Dataset entries
[Start of Attachment]
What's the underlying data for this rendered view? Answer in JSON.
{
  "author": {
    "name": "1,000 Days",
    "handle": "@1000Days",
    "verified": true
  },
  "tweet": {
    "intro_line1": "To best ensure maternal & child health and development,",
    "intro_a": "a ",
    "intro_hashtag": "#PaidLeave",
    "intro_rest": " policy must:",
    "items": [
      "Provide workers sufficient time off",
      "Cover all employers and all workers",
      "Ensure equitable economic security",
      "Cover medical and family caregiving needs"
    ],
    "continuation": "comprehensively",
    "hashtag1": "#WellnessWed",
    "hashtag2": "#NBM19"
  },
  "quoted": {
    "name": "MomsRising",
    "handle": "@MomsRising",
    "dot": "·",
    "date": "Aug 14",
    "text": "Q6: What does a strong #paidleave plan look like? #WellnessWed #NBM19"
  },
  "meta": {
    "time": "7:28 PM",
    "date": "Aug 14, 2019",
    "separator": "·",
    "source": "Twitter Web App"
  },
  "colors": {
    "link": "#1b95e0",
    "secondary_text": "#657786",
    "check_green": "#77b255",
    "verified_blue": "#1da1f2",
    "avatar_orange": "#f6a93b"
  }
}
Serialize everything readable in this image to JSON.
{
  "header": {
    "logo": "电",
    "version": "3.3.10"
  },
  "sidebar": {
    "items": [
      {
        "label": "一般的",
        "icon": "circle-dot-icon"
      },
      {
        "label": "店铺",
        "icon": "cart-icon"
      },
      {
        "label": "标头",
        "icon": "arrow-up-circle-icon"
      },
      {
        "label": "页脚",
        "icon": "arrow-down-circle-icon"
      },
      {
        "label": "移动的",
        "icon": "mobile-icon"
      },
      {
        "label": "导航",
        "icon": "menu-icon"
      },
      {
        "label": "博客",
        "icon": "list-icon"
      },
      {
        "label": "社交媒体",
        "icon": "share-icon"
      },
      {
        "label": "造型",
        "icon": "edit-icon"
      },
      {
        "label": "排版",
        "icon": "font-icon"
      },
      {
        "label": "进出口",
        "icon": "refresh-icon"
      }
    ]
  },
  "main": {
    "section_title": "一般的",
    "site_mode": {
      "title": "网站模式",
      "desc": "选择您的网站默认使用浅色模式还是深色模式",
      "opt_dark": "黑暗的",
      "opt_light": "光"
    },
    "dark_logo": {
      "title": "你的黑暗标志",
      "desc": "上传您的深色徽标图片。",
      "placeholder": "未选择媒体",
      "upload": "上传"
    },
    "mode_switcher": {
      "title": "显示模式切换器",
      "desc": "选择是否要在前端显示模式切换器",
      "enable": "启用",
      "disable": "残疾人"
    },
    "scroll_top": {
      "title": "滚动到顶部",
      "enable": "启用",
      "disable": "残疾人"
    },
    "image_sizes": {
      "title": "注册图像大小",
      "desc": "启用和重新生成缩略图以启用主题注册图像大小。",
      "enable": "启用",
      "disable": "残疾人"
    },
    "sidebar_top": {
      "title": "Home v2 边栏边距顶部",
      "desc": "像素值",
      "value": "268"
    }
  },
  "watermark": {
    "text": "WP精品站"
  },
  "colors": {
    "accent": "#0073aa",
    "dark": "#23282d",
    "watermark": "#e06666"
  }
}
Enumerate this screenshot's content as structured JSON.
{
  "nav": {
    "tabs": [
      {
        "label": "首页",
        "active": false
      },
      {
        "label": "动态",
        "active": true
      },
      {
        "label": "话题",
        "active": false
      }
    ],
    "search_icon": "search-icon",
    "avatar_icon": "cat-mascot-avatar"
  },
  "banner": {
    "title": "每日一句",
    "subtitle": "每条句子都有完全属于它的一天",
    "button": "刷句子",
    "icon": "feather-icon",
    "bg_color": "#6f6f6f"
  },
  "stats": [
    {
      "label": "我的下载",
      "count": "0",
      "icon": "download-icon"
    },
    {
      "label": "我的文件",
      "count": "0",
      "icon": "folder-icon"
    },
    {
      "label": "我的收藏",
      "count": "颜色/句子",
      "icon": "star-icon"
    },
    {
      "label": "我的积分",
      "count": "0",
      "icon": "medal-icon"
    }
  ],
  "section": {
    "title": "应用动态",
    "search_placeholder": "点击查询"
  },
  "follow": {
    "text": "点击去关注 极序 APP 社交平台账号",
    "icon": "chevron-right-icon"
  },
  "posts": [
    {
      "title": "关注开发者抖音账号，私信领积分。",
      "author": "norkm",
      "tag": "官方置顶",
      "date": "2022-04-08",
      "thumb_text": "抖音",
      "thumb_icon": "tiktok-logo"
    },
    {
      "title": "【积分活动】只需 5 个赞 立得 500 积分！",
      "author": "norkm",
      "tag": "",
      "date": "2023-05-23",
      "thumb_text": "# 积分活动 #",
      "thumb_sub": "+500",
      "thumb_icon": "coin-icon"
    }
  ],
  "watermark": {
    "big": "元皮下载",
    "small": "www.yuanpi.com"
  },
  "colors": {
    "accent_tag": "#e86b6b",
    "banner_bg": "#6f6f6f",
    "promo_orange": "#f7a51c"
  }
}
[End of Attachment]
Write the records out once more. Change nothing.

Written answer
What's the underlying data for this rendered view? Answer in JSON.
{
  "author": {
    "name": "1,000 Days",
    "handle": "@1000Days",
    "verified": true
  },
  "tweet": {
    "intro_line1": "To best ensure maternal & child health and development,",
    "intro_a": "a ",
    "intro_hashtag": "#PaidLeave",
    "intro_rest": " policy must:",
    "items": [
      "Provide workers sufficient time off",
      "Cover all employers and all workers",
      "Ensure equitable economic security",
      "Cover medical and family caregiving needs"
    ],
    "continuation": "comprehensively",
    "hashtag1": "#WellnessWed",
    "hashtag2": "#NBM19"
  },
  "quoted": {
    "name": "MomsRising",
    "handle": "@MomsRising",
    "dot": "·",
    "date": "Aug 14",
    "text": "Q6: What does a strong #paidleave plan look like? #WellnessWed #NBM19"
  },
  "meta": {
    "time": "7:28 PM",
    "date": "Aug 14, 2019",
    "separator": "·",
    "source": "Twitter Web App"
  },
  "colors": {
    "link": "#1b95e0",
    "secondary_text": "#657786",
    "check_green": "#77b255",
    "verified_blue": "#1da1f2",
    "avatar_orange": "#f6a93b"
  }
}
Serialize everything readable in this image to JSON.
{
  "header": {
    "logo": "电",
    "version": "3.3.10"
  },
  "sidebar": {
    "items": [
      {
        "label": "一般的",
        "icon": "circle-dot-icon"
      },
      {
        "label": "店铺",
        "icon": "cart-icon"
      },
      {
        "label": "标头",
        "icon": "arrow-up-circle-icon"
      },
      {
        "label": "页脚",
        "icon": "arrow-down-circle-icon"
      },
      {
        "label": "移动的",
        "icon": "mobile-icon"
      },
      {
        "label": "导航",
        "icon": "menu-icon"
      },
      {
        "label": "博客",
        "icon": "list-icon"
      },
      {
        "label": "社交媒体",
        "icon": "share-icon"
      },
      {
        "label": "造型",
        "icon": "edit-icon"
      },
      {
        "label": "排版",
        "icon": "font-icon"
      },
      {
        "label": "进出口",
        "icon": "refresh-icon"
      }
    ]
  },
  "main": {
    "section_title": "一般的",
    "site_mode": {
      "title": "网站模式",
      "desc": "选择您的网站默认使用浅色模式还是深色模式",
      "opt_dark": "黑暗的",
      "opt_light": "光"
    },
    "dark_logo": {
      "title": "你的黑暗标志",
      "desc": "上传您的深色徽标图片。",
      "placeholder": "未选择媒体",
      "upload": "上传"
    },
    "mode_switcher": {
      "title": "显示模式切换器",
      "desc": "选择是否要在前端显示模式切换器",
      "enable": "启用",
      "disable": "残疾人"
    },
    "scroll_top": {
      "title": "滚动到顶部",
      "enable": "启用",
      "disable": "残疾人"
    },
    "image_sizes": {
      "title": "注册图像大小",
      "desc": "启用和重新生成缩略图以启用主题注册图像大小。",
      "enable": "启用",
      "disable": "残疾人"
    },
    "sidebar_top": {
      "title": "Home v2 边栏边距顶部",
      "desc": "像素值",
      "value": "268"
    }
  },
  "watermark": {
    "text": "WP精品站"
  },
  "colors": {
    "accent": "#0073aa",
    "dark": "#23282d",
    "watermark": "#e06666"
  }
}
Enumerate this screenshot's content as structured JSON.
{
  "nav": {
    "tabs": [
      {
        "label": "首页",
        "active": false
      },
      {
        "label": "动态",
        "active": true
      },
      {
        "label": "话题",
        "active": false
      }
    ],
    "search_icon": "search-icon",
    "avatar_icon": "cat-mascot-avatar"
  },
  "banner": {
    "title": "每日一句",
    "subtitle": "每条句子都有完全属于它的一天",
    "button": "刷句子",
    "icon": "feather-icon",
    "bg_color": "#6f6f6f"
  },
  "stats": [
    {
      "label": "我的下载",
      "count": "0",
      "icon": "download-icon"
    },
    {
      "label": "我的文件",
      "count": "0",
      "icon": "folder-icon"
    },
    {
      "label": "我的收藏",
      "count": "颜色/句子",
      "icon": "star-icon"
    },
    {
      "label": "我的积分",
      "count": "0",
      "icon": "medal-icon"
    }
  ],
  "section": {
    "title": "应用动态",
    "search_placeholder": "点击查询"
  },
  "follow": {
    "text": "点击去关注 极序 APP 社交平台账号",
    "icon": "chevron-right-icon"
  },
  "posts": [
    {
      "title": "关注开发者抖音账号，私信领积分。",
      "author": "norkm",
      "tag": "官方置顶",
      "date": "2022-04-08",
      "thumb_text": "抖音",
      "thumb_icon": "tiktok-logo"
    },
    {
      "title": "【积分活动】只需 5 个赞 立得 500 积分！",
      "author": "norkm",
      "tag": "",
      "date": "2023-05-23",
      "thumb_text": "# 积分活动 #",
      "thumb_sub": "+500",
      "thumb_icon": "coin-icon"
    }
  ],
  "watermark": {
    "big": "元皮下载",
    "small": "www.yuanpi.com"
  },
  "colors": {
    "accent_tag": "#e86b6b",
    "banner_bg": "#6f6f6f",
    "promo_orange": "#f7a51c"
  }
}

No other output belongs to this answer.